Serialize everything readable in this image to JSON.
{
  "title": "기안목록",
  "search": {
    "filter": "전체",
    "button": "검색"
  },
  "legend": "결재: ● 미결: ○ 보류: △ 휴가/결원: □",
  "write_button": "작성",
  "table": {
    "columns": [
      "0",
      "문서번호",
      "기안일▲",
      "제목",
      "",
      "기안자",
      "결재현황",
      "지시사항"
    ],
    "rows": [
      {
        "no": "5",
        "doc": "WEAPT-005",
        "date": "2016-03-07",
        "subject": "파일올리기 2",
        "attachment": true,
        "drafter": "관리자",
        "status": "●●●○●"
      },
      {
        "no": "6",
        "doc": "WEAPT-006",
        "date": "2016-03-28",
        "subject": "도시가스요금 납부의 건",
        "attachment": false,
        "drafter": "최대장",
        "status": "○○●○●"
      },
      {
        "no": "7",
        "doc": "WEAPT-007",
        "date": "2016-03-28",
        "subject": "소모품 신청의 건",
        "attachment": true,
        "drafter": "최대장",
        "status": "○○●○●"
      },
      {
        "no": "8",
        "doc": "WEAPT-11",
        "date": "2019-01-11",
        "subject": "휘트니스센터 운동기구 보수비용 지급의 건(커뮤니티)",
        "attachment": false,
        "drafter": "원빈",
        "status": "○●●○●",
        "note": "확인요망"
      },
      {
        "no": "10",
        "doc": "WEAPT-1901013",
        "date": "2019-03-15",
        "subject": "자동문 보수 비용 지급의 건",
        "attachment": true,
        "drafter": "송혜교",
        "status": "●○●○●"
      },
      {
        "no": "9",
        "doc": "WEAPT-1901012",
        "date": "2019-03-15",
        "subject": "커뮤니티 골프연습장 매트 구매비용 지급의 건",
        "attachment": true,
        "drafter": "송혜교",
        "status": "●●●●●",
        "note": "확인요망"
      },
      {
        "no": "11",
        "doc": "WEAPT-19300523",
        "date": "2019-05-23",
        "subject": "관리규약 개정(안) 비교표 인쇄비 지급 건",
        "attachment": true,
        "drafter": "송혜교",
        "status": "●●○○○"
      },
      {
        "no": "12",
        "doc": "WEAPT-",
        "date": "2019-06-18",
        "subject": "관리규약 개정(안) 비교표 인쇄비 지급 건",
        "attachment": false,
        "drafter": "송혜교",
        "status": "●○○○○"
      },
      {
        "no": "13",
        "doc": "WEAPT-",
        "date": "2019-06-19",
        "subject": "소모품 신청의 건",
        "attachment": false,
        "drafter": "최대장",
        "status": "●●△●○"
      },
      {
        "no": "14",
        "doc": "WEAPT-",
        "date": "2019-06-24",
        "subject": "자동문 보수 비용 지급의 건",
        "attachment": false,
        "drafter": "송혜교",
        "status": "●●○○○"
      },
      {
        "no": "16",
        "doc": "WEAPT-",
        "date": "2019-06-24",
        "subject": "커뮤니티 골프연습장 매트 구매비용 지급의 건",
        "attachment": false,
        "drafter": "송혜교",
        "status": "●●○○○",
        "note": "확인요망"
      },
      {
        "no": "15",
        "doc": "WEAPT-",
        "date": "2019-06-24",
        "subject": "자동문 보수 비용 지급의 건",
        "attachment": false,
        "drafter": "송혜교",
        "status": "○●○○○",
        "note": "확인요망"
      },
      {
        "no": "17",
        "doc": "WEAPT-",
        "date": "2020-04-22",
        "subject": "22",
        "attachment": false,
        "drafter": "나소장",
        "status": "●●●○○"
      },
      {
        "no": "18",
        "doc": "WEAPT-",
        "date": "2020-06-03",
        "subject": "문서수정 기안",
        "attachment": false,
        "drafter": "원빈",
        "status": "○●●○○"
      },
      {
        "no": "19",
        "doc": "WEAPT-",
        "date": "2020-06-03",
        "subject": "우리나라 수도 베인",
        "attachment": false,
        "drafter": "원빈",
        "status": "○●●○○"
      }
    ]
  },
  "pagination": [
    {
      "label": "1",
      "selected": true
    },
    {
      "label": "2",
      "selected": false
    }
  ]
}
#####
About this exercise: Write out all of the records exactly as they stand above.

Answer to the problem:
Serialize everything readable in this image to JSON.
{
  "title": "기안목록",
  "search": {
    "filter": "전체",
    "button": "검색"
  },
  "legend": "결재: ● 미결: ○ 보류: △ 휴가/결원: □",
  "write_button": "작성",
  "table": {
    "columns": [
      "0",
      "문서번호",
      "기안일▲",
      "제목",
      "",
      "기안자",
      "결재현황",
      "지시사항"
    ],
    "rows": [
      {
        "no": "5",
        "doc": "WEAPT-005",
        "date": "2016-03-07",
        "subject": "파일올리기 2",
        "attachment": true,
        "drafter": "관리자",
        "status": "●●●○●"
      },
      {
        "no": "6",
        "doc": "WEAPT-006",
        "date": "2016-03-28",
        "subject": "도시가스요금 납부의 건",
        "attachment": false,
        "drafter": "최대장",
        "status": "○○●○●"
      },
      {
        "no": "7",
        "doc": "WEAPT-007",
        "date": "2016-03-28",
        "subject": "소모품 신청의 건",
        "attachment": true,
        "drafter": "최대장",
        "status": "○○●○●"
      },
      {
        "no": "8",
        "doc": "WEAPT-11",
        "date": "2019-01-11",
        "subject": "휘트니스센터 운동기구 보수비용 지급의 건(커뮤니티)",
        "attachment": false,
        "drafter": "원빈",
        "status": "○●●○●",
        "note": "확인요망"
      },
      {
        "no": "10",
        "doc": "WEAPT-1901013",
        "date": "2019-03-15",
        "subject": "자동문 보수 비용 지급의 건",
        "attachment": true,
        "drafter": "송혜교",
        "status": "●○●○●"
      },
      {
        "no": "9",
        "doc": "WEAPT-1901012",
        "date": "2019-03-15",
        "subject": "커뮤니티 골프연습장 매트 구매비용 지급의 건",
        "attachment": true,
        "drafter": "송혜교",
        "status": "●●●●●",
        "note": "확인요망"
      },
      {
        "no": "11",
        "doc": "WEAPT-19300523",
        "date": "2019-05-23",
        "subject": "관리규약 개정(안) 비교표 인쇄비 지급 건",
        "attachment": true,
        "drafter": "송혜교",
        "status": "●●○○○"
      },
      {
        "no": "12",
        "doc": "WEAPT-",
        "date": "2019-06-18",
        "subject": "관리규약 개정(안) 비교표 인쇄비 지급 건",
        "attachment": false,
        "drafter": "송혜교",
        "status": "●○○○○"
      },
      {
        "no": "13",
        "doc": "WEAPT-",
        "date": "2019-06-19",
        "subject": "소모품 신청의 건",
        "attachment": false,
        "drafter": "최대장",
        "status": "●●△●○"
      },
      {
        "no": "14",
        "doc": "WEAPT-",
        "date": "2019-06-24",
        "subject": "자동문 보수 비용 지급의 건",
        "attachment": false,
        "drafter": "송혜교",
        "status": "●●○○○"
      },
      {
        "no": "16",
        "doc": "WEAPT-",
        "date": "2019-06-24",
        "subject": "커뮤니티 골프연습장 매트 구매비용 지급의 건",
        "attachment": false,
        "drafter": "송혜교",
        "status": "●●○○○",
        "note": "확인요망"
      },
      {
        "no": "15",
        "doc": "WEAPT-",
        "date": "2019-06-24",
        "subject": "자동문 보수 비용 지급의 건",
        "attachment": false,
        "drafter": "송혜교",
        "status": "○●○○○",
        "note": "확인요망"
      },
      {
        "no": "17",
        "doc": "WEAPT-",
        "date": "2020-04-22",
        "subject": "22",
        "attachment": false,
        "drafter": "나소장",
        "status": "●●●○○"
      },
      {
        "no": "18",
        "doc": "WEAPT-",
        "date": "2020-06-03",
        "subject": "문서수정 기안",
        "attachment": false,
        "drafter": "원빈",
        "status": "○●●○○"
      },
      {
        "no": "19",
        "doc": "WEAPT-",
        "date": "2020-06-03",
        "subject": "우리나라 수도 베인",
        "attachment": false,
        "drafter": "원빈",
        "status": "○●●○○"
      }
    ]
  },
  "pagination": [
    {
      "label": "1",
      "selected": true
    },
    {
      "label": "2",
      "selected": false
    }
  ]
}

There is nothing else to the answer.